| What the exercise asks |
Your response should contain each line of the data that includes "JSON".

| Task material |

=== Begin Enclosure ===

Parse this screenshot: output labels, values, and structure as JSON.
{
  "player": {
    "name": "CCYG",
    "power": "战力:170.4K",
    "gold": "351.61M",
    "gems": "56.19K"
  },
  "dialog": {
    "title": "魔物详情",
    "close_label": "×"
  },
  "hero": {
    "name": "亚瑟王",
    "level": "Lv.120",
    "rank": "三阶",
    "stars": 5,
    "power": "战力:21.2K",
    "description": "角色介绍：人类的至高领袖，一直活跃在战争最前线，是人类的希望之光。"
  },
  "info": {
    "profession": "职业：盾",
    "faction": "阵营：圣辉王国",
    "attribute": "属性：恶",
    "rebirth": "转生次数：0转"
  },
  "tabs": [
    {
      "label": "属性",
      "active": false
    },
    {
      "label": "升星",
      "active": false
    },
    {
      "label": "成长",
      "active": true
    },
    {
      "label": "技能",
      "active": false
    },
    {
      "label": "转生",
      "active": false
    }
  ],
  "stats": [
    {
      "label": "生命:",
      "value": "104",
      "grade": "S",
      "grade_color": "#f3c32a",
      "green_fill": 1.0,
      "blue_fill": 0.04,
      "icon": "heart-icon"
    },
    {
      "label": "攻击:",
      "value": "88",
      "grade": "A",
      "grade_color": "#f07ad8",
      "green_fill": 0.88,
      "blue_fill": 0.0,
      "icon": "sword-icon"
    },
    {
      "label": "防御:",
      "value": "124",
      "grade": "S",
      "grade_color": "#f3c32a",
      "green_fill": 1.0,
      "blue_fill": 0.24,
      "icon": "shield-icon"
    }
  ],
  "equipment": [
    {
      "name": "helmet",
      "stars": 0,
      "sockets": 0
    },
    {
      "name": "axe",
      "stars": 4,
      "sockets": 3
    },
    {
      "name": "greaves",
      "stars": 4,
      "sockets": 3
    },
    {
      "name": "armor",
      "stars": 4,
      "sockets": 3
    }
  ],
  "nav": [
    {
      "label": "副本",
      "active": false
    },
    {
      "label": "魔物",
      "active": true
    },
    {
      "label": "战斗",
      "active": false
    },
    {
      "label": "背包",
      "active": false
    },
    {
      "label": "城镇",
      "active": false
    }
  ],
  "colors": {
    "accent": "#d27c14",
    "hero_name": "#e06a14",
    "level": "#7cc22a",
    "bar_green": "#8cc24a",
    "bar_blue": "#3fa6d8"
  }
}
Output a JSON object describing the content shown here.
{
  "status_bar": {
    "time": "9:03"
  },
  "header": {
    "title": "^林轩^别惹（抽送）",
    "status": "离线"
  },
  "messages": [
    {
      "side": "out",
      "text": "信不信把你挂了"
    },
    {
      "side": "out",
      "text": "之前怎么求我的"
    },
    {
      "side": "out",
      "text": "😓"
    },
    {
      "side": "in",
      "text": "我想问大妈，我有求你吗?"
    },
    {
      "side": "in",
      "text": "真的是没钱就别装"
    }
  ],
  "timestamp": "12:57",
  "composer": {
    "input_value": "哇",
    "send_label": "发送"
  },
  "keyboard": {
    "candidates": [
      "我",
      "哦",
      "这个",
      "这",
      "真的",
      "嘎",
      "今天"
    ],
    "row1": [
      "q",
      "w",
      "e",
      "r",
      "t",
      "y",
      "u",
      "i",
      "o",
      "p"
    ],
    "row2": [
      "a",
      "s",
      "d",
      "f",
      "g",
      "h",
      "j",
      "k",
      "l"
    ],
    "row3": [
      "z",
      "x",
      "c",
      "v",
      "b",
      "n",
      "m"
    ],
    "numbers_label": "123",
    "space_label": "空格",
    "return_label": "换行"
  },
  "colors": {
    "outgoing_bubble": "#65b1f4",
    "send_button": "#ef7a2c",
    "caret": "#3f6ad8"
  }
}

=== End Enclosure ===

| Response |
Parse this screenshot: output labels, values, and structure as JSON.
Output a JSON object describing the content shown here.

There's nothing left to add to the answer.